Putting a treadmill in the living room is one option to find the motivation you need to start being more active, but studies show there’s a different, fluffier, way to add more exercise to your life. Instead of at-home gym equipment, all you need is a dog. Countless studies report dog owners exercise more times a week than their non-dog-owning counterparts. In general, people that consider themselves pet parents are more active and at less risk of obesity than people who don’t come home to wagging tails and slobbery kisses. If you’ve ever met a dog, it’s not hard to figure out why. Between daily walks, training, bathroom breaks, and everything in between, having a dog is filled with opportunities for exercise.
Step by Step, Dog Owners Exercise More
Researchers from Michigan State University looked at how often dog owners exercise compared to people without dogs. After tracking the habits of 5,900 people—2,170 who owned dogs—they reported dog owners to exercise an average of 30 minutes per week more than people without dogs.
The definition of exercise doesn’t need to include running marathons or lifting heavy weights. For many, staying active is as simple as a ten-minute walk. Many of the dog owners in the MSU study got their exercise by walking or running, and others burned calories during long games of fetch.

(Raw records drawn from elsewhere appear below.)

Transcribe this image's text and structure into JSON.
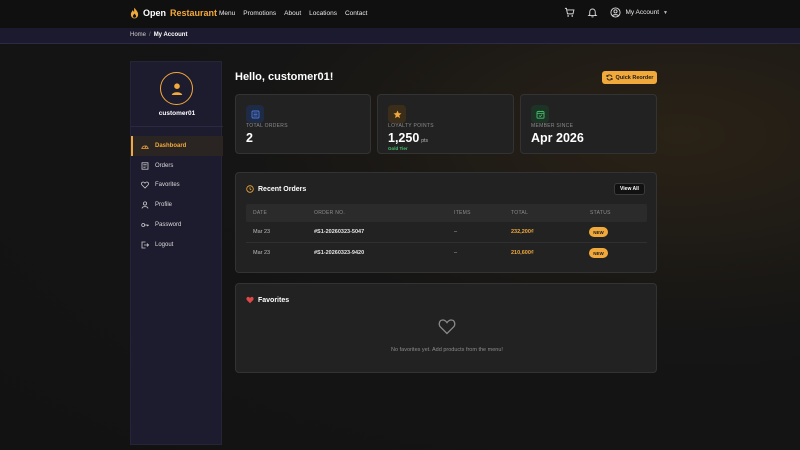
{
  "brand": {
    "word1": "Open",
    "word2": "Restaurant",
    "accent": "#f2a93b"
  },
  "nav": {
    "links": [
      "Menu",
      "Promotions",
      "About",
      "Locations",
      "Contact"
    ],
    "account_label": "My Account",
    "icons": [
      "cart-icon",
      "bell-icon",
      "user-circle-icon",
      "chevron-down-icon"
    ]
  },
  "breadcrumb": {
    "home": "Home",
    "separator": "/",
    "current": "My Account"
  },
  "sidebar": {
    "username": "customer01",
    "items": [
      {
        "label": "Dashboard",
        "icon": "dashboard-icon",
        "active": true
      },
      {
        "label": "Orders",
        "icon": "receipt-icon",
        "active": false
      },
      {
        "label": "Favorites",
        "icon": "heart-icon",
        "active": false
      },
      {
        "label": "Profile",
        "icon": "user-icon",
        "active": false
      },
      {
        "label": "Password",
        "icon": "key-icon",
        "active": false
      },
      {
        "label": "Logout",
        "icon": "logout-icon",
        "active": false
      }
    ]
  },
  "main": {
    "greeting": "Hello, customer01!",
    "quick_reorder": "Quick Reorder",
    "stats": [
      {
        "label": "TOTAL ORDERS",
        "value": "2",
        "icon": "list-icon",
        "color": "#4a7be0"
      },
      {
        "label": "LOYALTY POINTS",
        "value": "1,250",
        "unit": "pts",
        "tier": "Gold Tier",
        "icon": "star-icon",
        "color": "#f2a93b"
      },
      {
        "label": "MEMBER SINCE",
        "value": "Apr 2026",
        "icon": "calendar-icon",
        "color": "#46c36b"
      }
    ]
  },
  "recent_orders": {
    "title": "Recent Orders",
    "view_all": "View All",
    "columns": [
      "DATE",
      "ORDER NO.",
      "ITEMS",
      "TOTAL",
      "STATUS"
    ],
    "rows": [
      {
        "date": "Mar 23",
        "order_no": "#S1-20260323-5047",
        "items": "–",
        "total": "232,200₫",
        "status": "NEW"
      },
      {
        "date": "Mar 23",
        "order_no": "#S1-20260323-9420",
        "items": "–",
        "total": "210,600₫",
        "status": "NEW"
      }
    ]
  },
  "favorites": {
    "title": "Favorites",
    "empty_text": "No favorites yet. Add products from the menu!"
  }
}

For some people, even getting up several times a day to let a dog outside or feed them a treat is movement they’d otherwise be missing out on. In addition to more steps taken and more miles walked, the study also found dog owners are more likely to participate in physical activities like sports and even gardening. Sometimes the dog is directly involved (anyone ever plays backyard football with a dog on your team?), and other times simply having a companion out in the yard is enough encouragement to stay off the couch and on your feet.
Fighting That Sedentary Lifestyle
Another study from the Journal of Epidemiology and Community Health made similar conclusions and went on to study how factors including weather, number of daylight hours, and other commitments affect exercise habits. The overall trend was that people were more likely to slip into a sedentary lifestyle when the weather was cold or wet and the days were short. Out of 3,100 total study subjects, 18% owned dogs. Researchers found that dog owners were less likely to let environmental factors and scheduling conflicts interfere with their regular exercise. In fact, they found dog owners exercise more on bad weather days than people without dogs do on the sunniest, best days.
Unlike human walking partners, dogs don’t care what time it is or what the weather channel predicts. They’re always ready to go, and they have a habit of getting their way. They’ll bark and misbehave if they don’t get their exercise, and that is usually enough to convince a person to lace up their shoes and grab their favorite dog harness and leash. It can be irritating, but that push is the key to why dog owners exercise more than they would if their life didn’t revolve around a fluffy, wet-nosed family member. That increased activity is a literal life-saver when it comes to fighting obesity and maintaining heart health.
Lace Up and Keep Up
Having a dog is an extra incentive to get up and move, but all dogs are different. Katrina Adams, 26, owns a one-year-old Border Collie mix named Pippa. With Pippa’s age and breed, she needs rigorous exercise every day to keep her happy and out of trouble. Katrina said,
“She [Pippa] is the most active breed on planet Earth. She literally cries and pants in circles if she can’t go to the park to play frisbee.”
Breeds like Border Collies, Labs, Rhodesian Ridgebacks, and German Shepherds are known for their athleticism and high energy. They need opportunities to run and play if their families want them to be happy, healthy, and well-behaved. People with these active dogs spend every day walking, running, and trying to keep up. Katrina and Pippa take daily trips to the park, and Katrina credits her high-energy dog for keeping her healthy and active.
There are other dog breeds, however, that don’t demand as much physical activity. Mary Schonour, 28, shares her life with a one-year-old Basset Hound named Cleo. Known for big ears and long bodies, the American Kennel Club describes the average Basset Hound as a “couch potato.” They’re perfectly pleased to spend the day inside napping, but that doesn’t mean Mary is missing out on the exercise advantages of having a dog. Even without long walks or runs, Mary still says she’s more active now that she has a dog that she was before Cleo became the love of her life. The pair goes on regular short walks to keep Cleo trim, and playing in the yard is one of their favorite things to do together.
“She loves to play when we’re in the yard, so we’ll run around chasing each other until she flops over and I can’t catch my breath.”
All that chasing is in addition to the regular exercise Mary does on her own, and even those short bursts of puppy playtime contribute to her overall active lifestyle.
Whether you’re looking to add a few extra steps to your day or need a motivator to help you exercise regularly, a dog could be the answer. Dog owners exercise as a way to care for their dogs, but they also do it for themselves. More exercise means a healthier lifestyle and more time to dole out belly rubs and head scratches. A dog won’t bail on your workout at the last minute, and you’ll never hear him grumble about bad timing or worse weather. You can count on him to keep you moving, and you’ll live a healthier, more active life because of him.